Building a Tractable, Feature Engineering Pipeline for Multivariate Time Series
A time series feature engineering pipeline requires different transformations such as imputation and window aggregation, which follows a sequence of stages. This article demonstrates the building of a pipeline to derive multivariate time series features such that the features can then be easily tracked and validated.
Image by Christophe Dion on Unsplash
Accurate time series forecasting is crucial for business problems such as predicting the evolution of material properties in manufacturing and sales forecasting. Modern forecasting techniques include the use of machine learning algorithms like Xgboost to build regression models on tabular data to predict the future. Tabular data allows regression models to forecast by leveraging non-target factors like daily crowd size of a retail store that correlates with the actual sales.
Feature engineering is essential to enrich the influential factors that enhance forecasting accuracy. However, building a time series feature engineering pipeline is not trivial because it involves different transformations at various stages such as the aggregation of window values. Rolling window based features such as “the average of two weeks of records” are basic yet useful for forecasting and a pipeline that supports this type of feature generation is valuable. Furthermore, the transformed features output order can be shuffled upon the transformations and this poses the challenge for feature tracking. It is crucial to track and validate the transformed features of a pipeline before the final model training. This github repository provides an example of designing a time series pipeline that serves the mentioned needs and this article explains some of the key steps to achieve this.
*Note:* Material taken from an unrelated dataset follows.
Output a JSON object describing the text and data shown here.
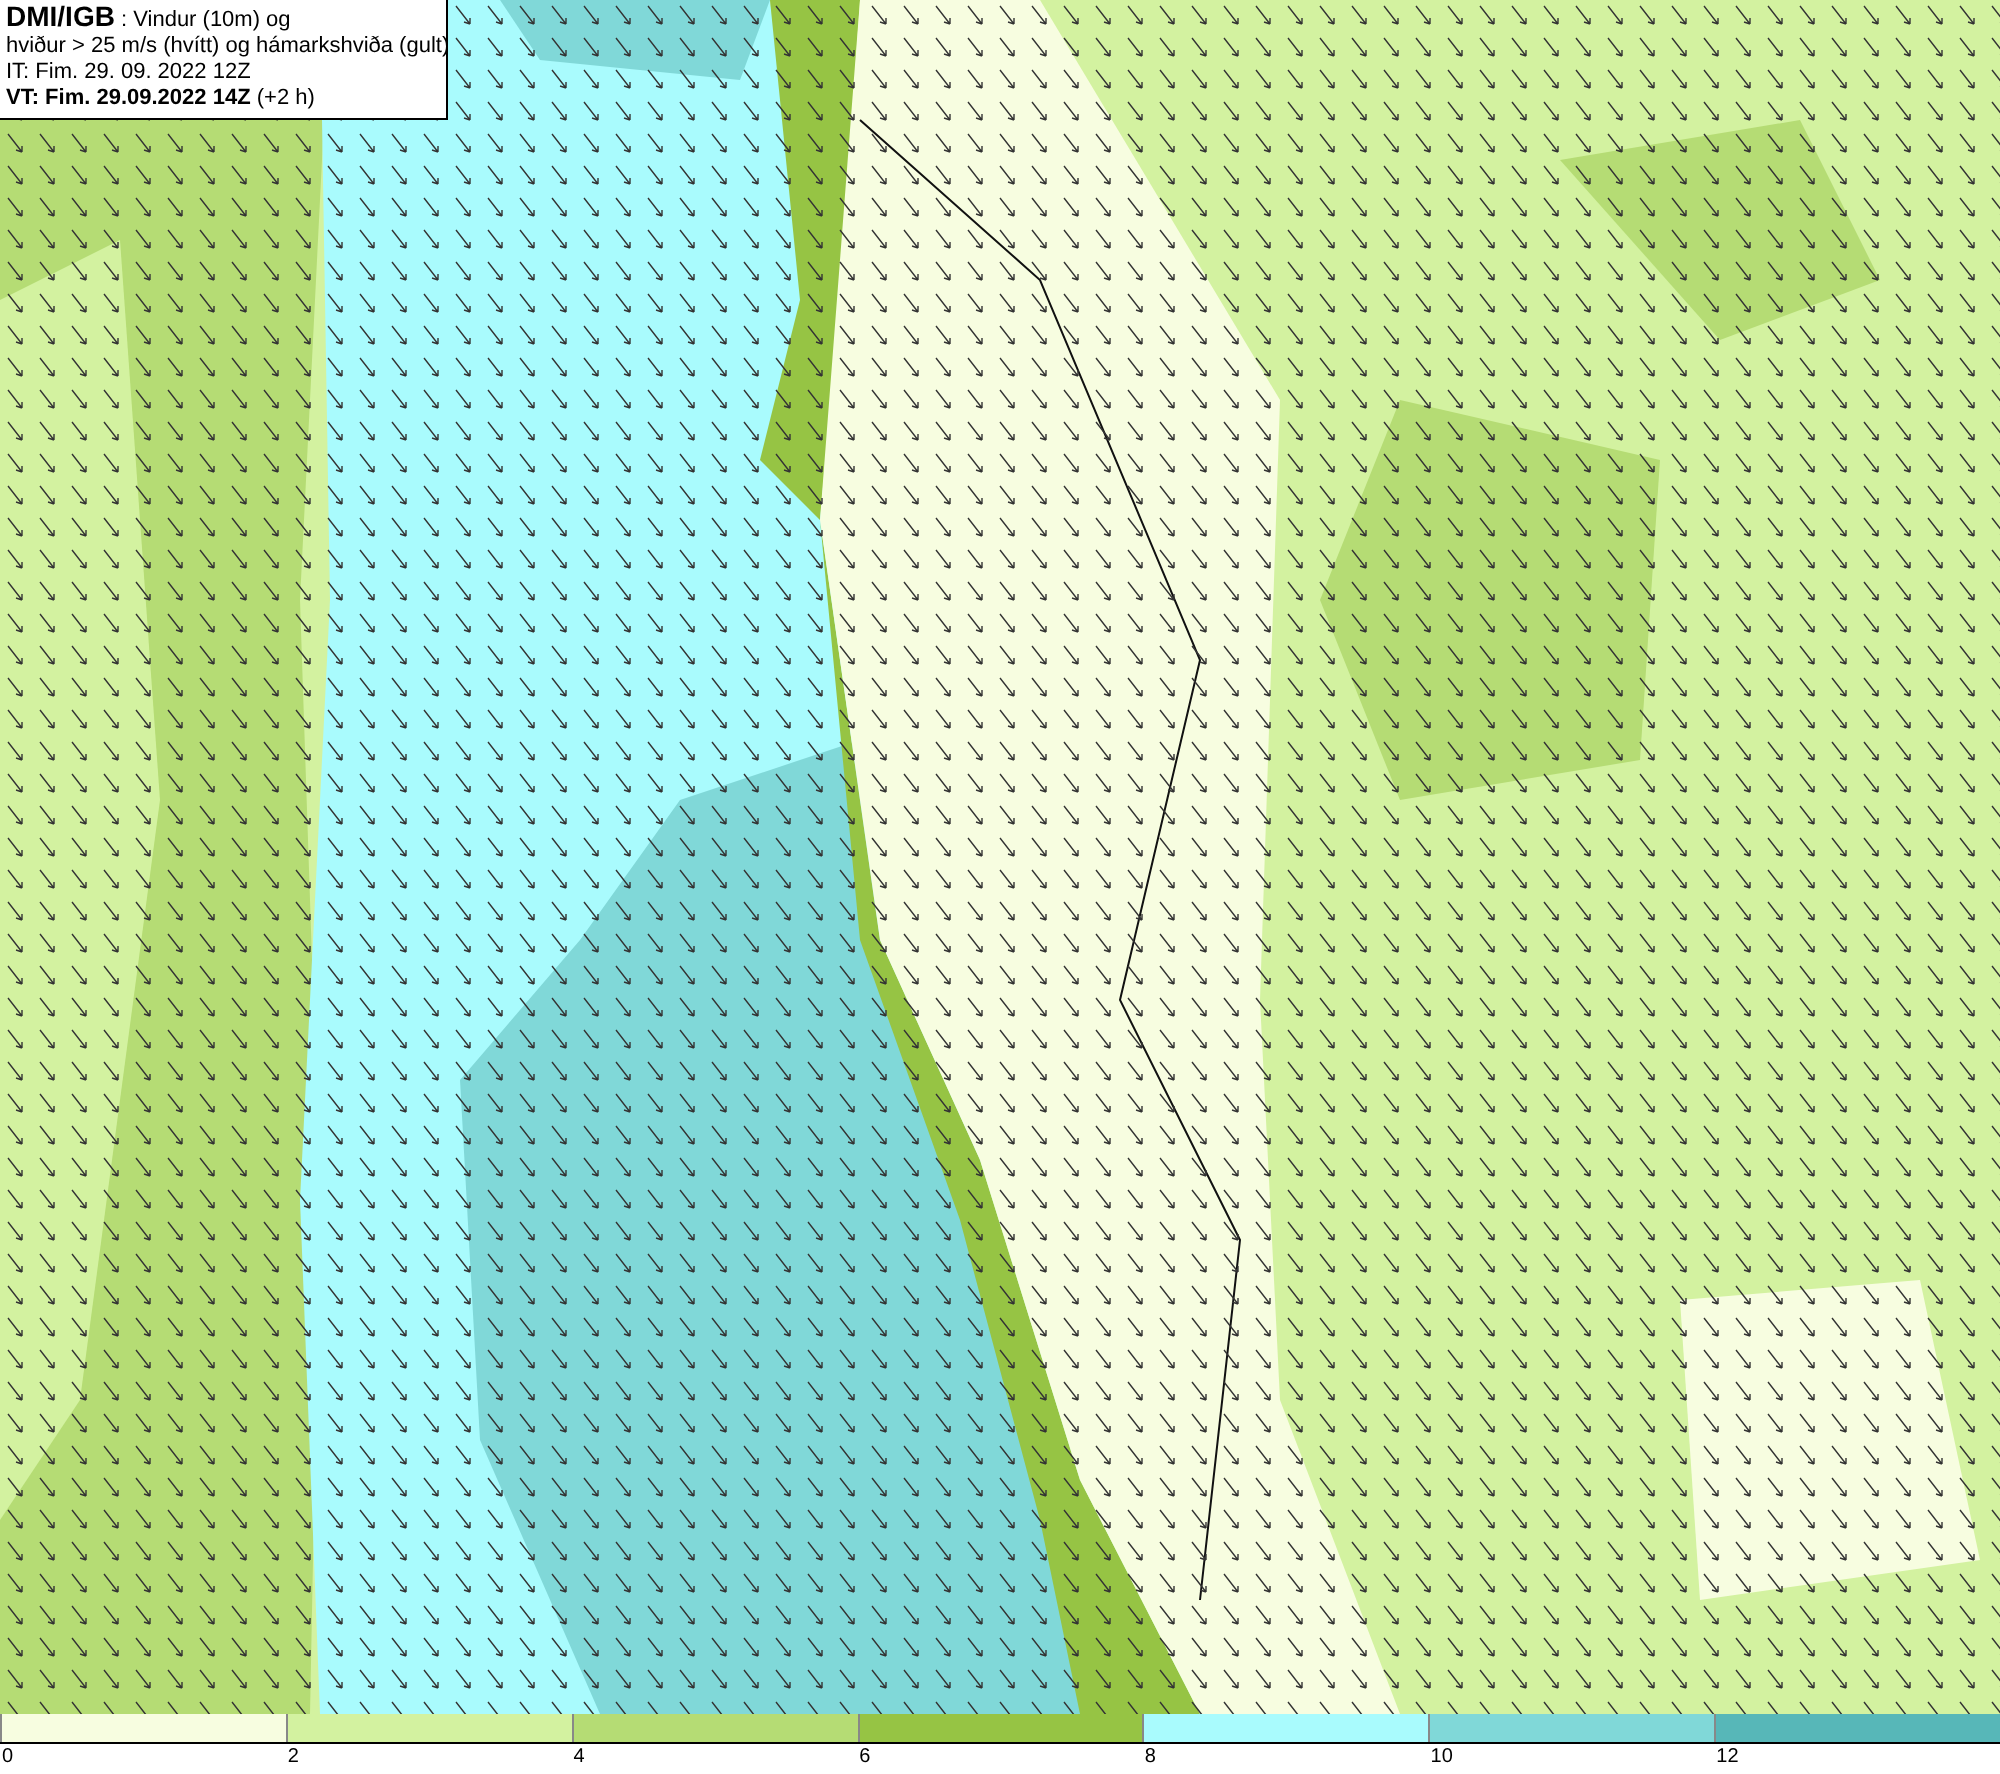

Scikit-learn based transformers may support the get_feature_names_out() function to provide their output names upon the transformations. For example, OneHotEncoder transformer has this built-in function but not the SimpleImputer transformer. Scikit-learn pipeline requires all the underlying transformers supporting the get_feature_names_out() if we wish to retrieve the output names conveniently. Our solution is to design a FeatureNamesMixin mixin class together with a Factory Method design pattern class, TransformWithFeatureNamesFactory, to equip a transformer with the get_feature_names_out() function.
We can then create a customized SimpleImputer and use it as part of a Scikit-learn Pipeline’s steps or ColumnTransformer as shown below
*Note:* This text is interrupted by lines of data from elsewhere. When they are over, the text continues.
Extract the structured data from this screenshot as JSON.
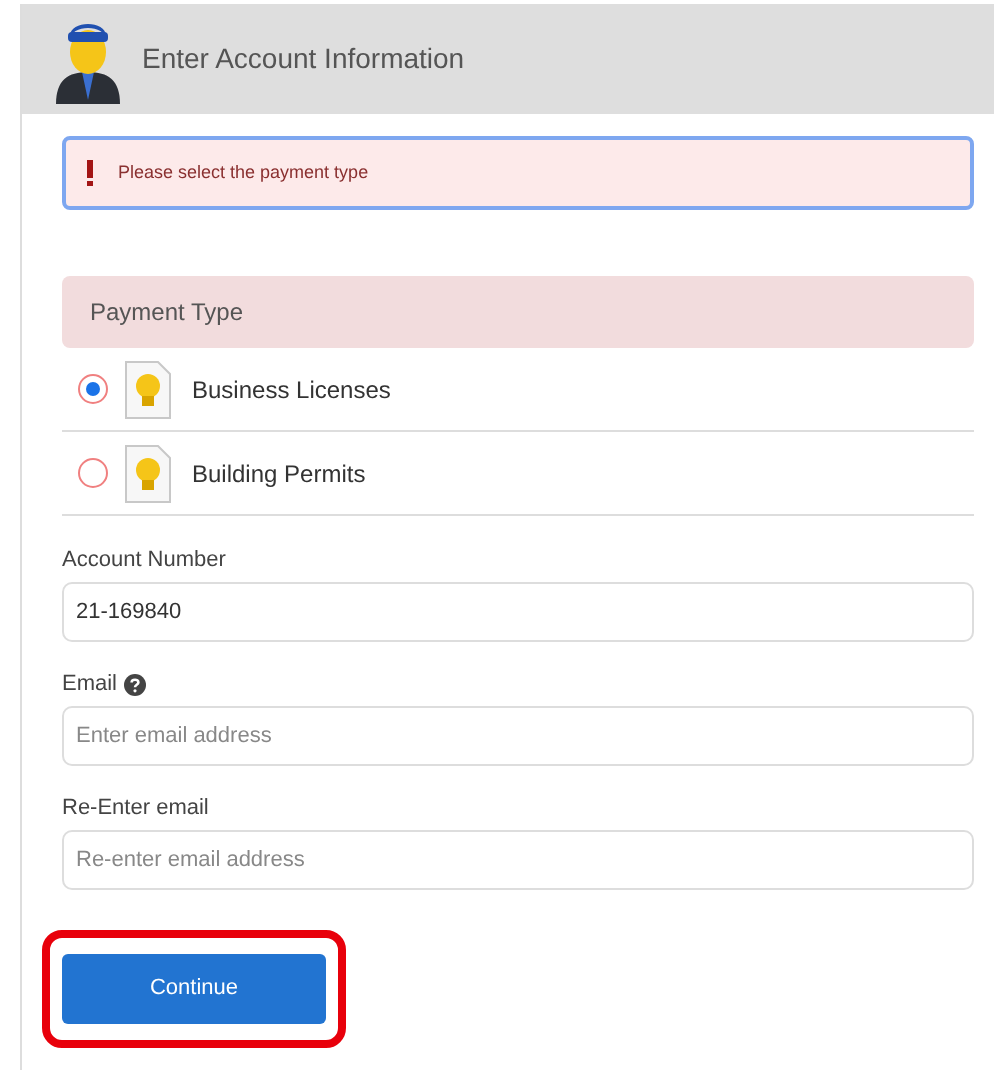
{
  "header": {
    "title": "Enter Account Information"
  },
  "alert": {
    "message": "Please select the payment type"
  },
  "payment_type": {
    "heading": "Payment Type",
    "options": [
      {
        "label": "Business Licenses",
        "selected": true
      },
      {
        "label": "Building Permits",
        "selected": false
      }
    ]
  },
  "fields": [
    {
      "label": "Account Number",
      "value": "21-169840",
      "help": false
    },
    {
      "label": "Email",
      "placeholder": "Enter email address",
      "help": true
    },
    {
      "label": "Re-Enter email",
      "placeholder": "Re-enter email address",
      "help": false
    }
  ],
  "continue_button": {
    "label": "Continue",
    "highlighted": true
  }
}
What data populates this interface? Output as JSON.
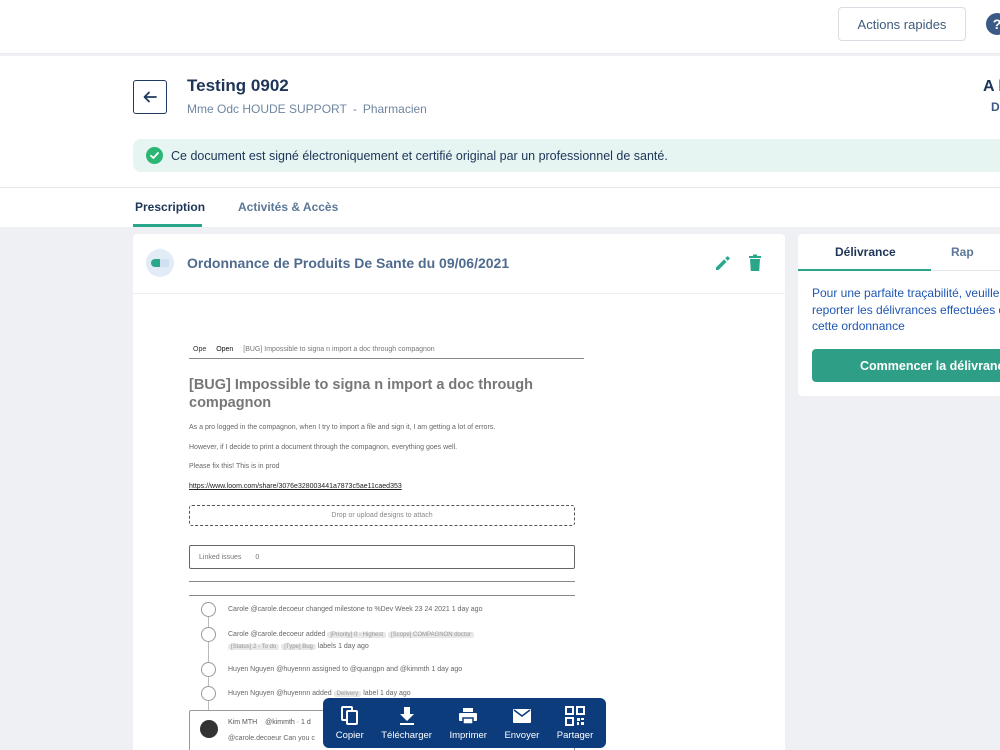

This only requires the transformer class initialized with any desired output names specified by the parameter names.
Any other transformers can also be customized similarly to support the retrieval of output names provided we introduce the get_feature_names_out(). Here is an example of the TsfreshRollingMixin class that leverages the roll_time_series() utility function from TSFresh library to extract the rolling windows of time series. To track the derived rolling window features, we simply require the features assigned as the derived_names attribute. TsfreshRollingMixin class has the other helper functions like prepare_df(), get_combined() to facilitate the casting of numpy arrays into pandas.DataFrame and combining the derived features together with the input features. Interested readers are welcome to study the repository to understand better the implementation of this. Together with the extract_features() of TSFresh, we can design a TSFreshRollingTransformer class that allows us to specify the relevant TSFresh parameters to derive the desired time series features as shown below.
We mark the derived features of TSFreshRollingTransformer with a names like (window #) to indicate the aggregation window size.
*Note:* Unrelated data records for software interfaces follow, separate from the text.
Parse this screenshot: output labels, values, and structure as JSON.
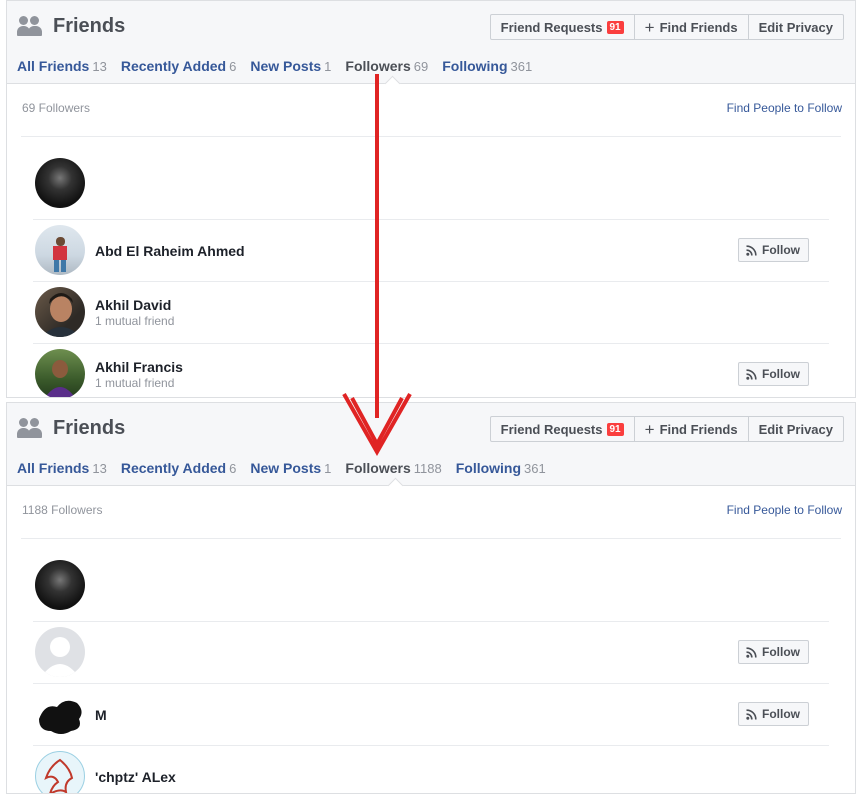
{
  "before": {
    "title": "Friends",
    "buttons": {
      "friend_requests": "Friend Requests",
      "friend_requests_badge": "91",
      "find_friends": "Find Friends",
      "edit_privacy": "Edit Privacy"
    },
    "tabs": [
      {
        "label": "All Friends",
        "count": "13"
      },
      {
        "label": "Recently Added",
        "count": "6"
      },
      {
        "label": "New Posts",
        "count": "1"
      },
      {
        "label": "Followers",
        "count": "69"
      },
      {
        "label": "Following",
        "count": "361"
      }
    ],
    "followers_count": "69 Followers",
    "find_people": "Find People to Follow",
    "rows": [
      {
        "name": "",
        "mutual": "",
        "follow": ""
      },
      {
        "name": "Abd El Raheim Ahmed",
        "mutual": "",
        "follow": "Follow"
      },
      {
        "name": "Akhil David",
        "mutual": "1 mutual friend",
        "follow": ""
      },
      {
        "name": "Akhil Francis",
        "mutual": "1 mutual friend",
        "follow": "Follow"
      }
    ]
  },
  "after": {
    "title": "Friends",
    "buttons": {
      "friend_requests": "Friend Requests",
      "friend_requests_badge": "91",
      "find_friends": "Find Friends",
      "edit_privacy": "Edit Privacy"
    },
    "tabs": [
      {
        "label": "All Friends",
        "count": "13"
      },
      {
        "label": "Recently Added",
        "count": "6"
      },
      {
        "label": "New Posts",
        "count": "1"
      },
      {
        "label": "Followers",
        "count": "1188"
      },
      {
        "label": "Following",
        "count": "361"
      }
    ],
    "followers_count": "1188 Followers",
    "find_people": "Find People to Follow",
    "rows": [
      {
        "name": "",
        "mutual": "",
        "follow": ""
      },
      {
        "name": "",
        "mutual": "",
        "follow": "Follow"
      },
      {
        "name": "M",
        "mutual": "",
        "follow": "Follow"
      },
      {
        "name": "'chptz' ALex",
        "mutual": "",
        "follow": ""
      }
    ]
  },
  "colors": {
    "link": "#365899",
    "annotation_arrow": "#e02424",
    "badge": "#fa3e3e"
  },
  "icons": {
    "friends": "friends-icon",
    "plus": "plus-icon",
    "follow": "rss-icon"
  }
}
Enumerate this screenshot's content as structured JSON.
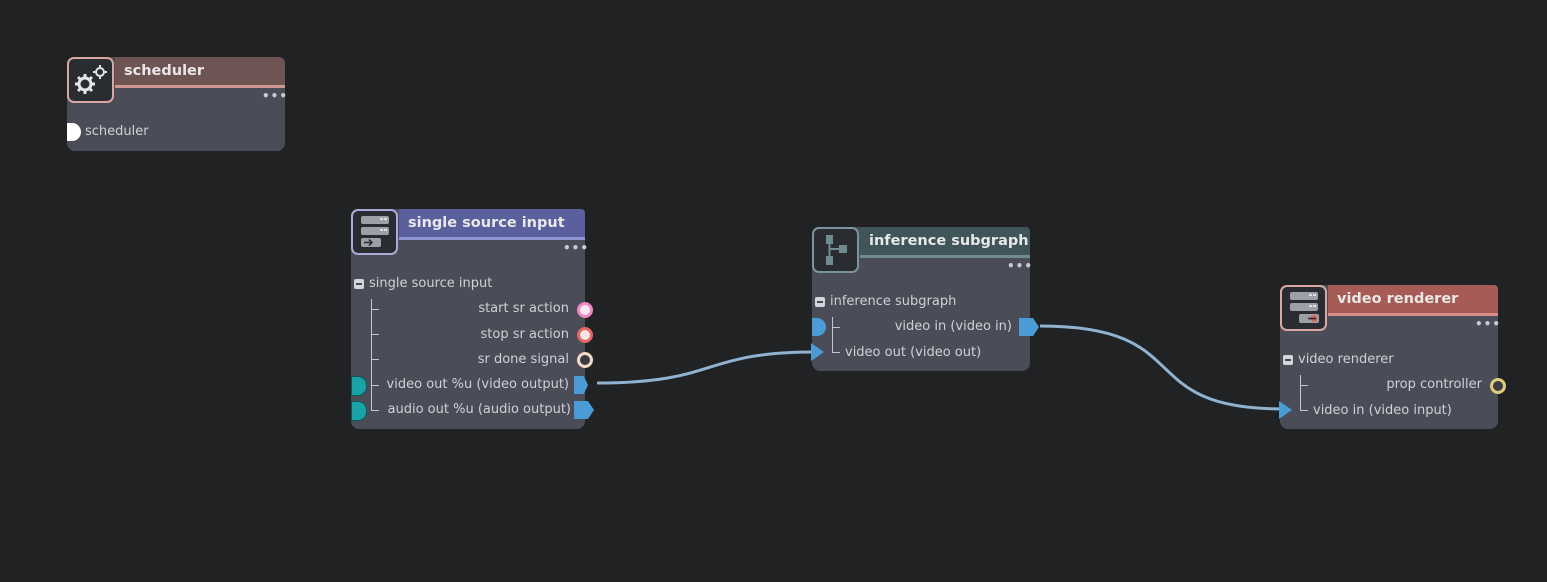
{
  "colors": {
    "background": "#212223",
    "node_body": "#4a4d57",
    "wire": "#8fb3d1",
    "port_blue": "#4a9bd6",
    "port_teal": "#1aa3a6"
  },
  "nodes": {
    "scheduler": {
      "title": "scheduler",
      "icon": "gears-icon",
      "rows": {
        "scheduler": "scheduler"
      },
      "more": "•••"
    },
    "single_source_input": {
      "title": "single source input",
      "icon": "source-stack-icon",
      "more": "•••",
      "group": "single source input",
      "rows": {
        "start": "start sr action",
        "stop": "stop sr action",
        "done": "sr done signal",
        "video_out": "video out %u (video output)",
        "audio_out": "audio out %u (audio output)"
      }
    },
    "inference_subgraph": {
      "title": "inference subgraph",
      "icon": "subgraph-icon",
      "more": "•••",
      "group": "inference subgraph",
      "rows": {
        "video_in": "video in (video in)",
        "video_out": "video out (video out)"
      }
    },
    "video_renderer": {
      "title": "video renderer",
      "icon": "renderer-stack-icon",
      "more": "•••",
      "group": "video renderer",
      "rows": {
        "prop_controller": "prop controller",
        "video_in": "video in (video input)"
      }
    }
  }
}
In addition to the TSFresh derived time series features, RollingLagsTrasformer class shows an example of how to extract the lag value from a given rolling window using the TsfreshRollingMixin class and track the output features with (lag #) as the lag order. Any other specific transformation performed on a rolling window can follow this example to design the transformers that are compatible with the tractable pipelines.
This script demonstrates the building of time series pipelines using the above transformers to derive the features at different stages. For instance, the feature extracted from the first pipeline has a feature named Pre-MedianImputer__Global_intensity to indicate that the raw feature “Global_intensity” is imputed based on the SimpleImputer using the median strategy. Subsequently, rolling based feature derived with a name like TSFreshRolling__Pre-MedianImputer–Global_intensity__maximum(window 30) refers to the maximum of the imputed “Global_intensity” within a window size of 30 steps. Finally, the rolling window based feature will be imputed followed by standard scaling, and the suggested name ImputeAndScaler__TSFreshRolling__Pre-MedianImputer–Global_intensity__median(window 30) indicates that the raw feature “Global_intensity” has gone through all the previously mentioned transformations. We can conveniently track the transformed names provided by the pipelines based on the relevant markers and validate the transformed outputs.
We complement this demonstration with an example of building a linear regression model using the Darts package for forecasting. Once the pipelines are ready, it is straightforward to load the input data set and derive the features accordingly. The following chart shows the forecasting result based on a linear regression model trained using the derived features from the pipelines. We hope this article can provide the readers a basic template to build a time series pipeline conveniently for their time series forecasting use cases.
Linear regression model based forecasting based on the engineered features from the designed pipeline. Image by the author.
Jing Qiang Goh is a time series enthusiast.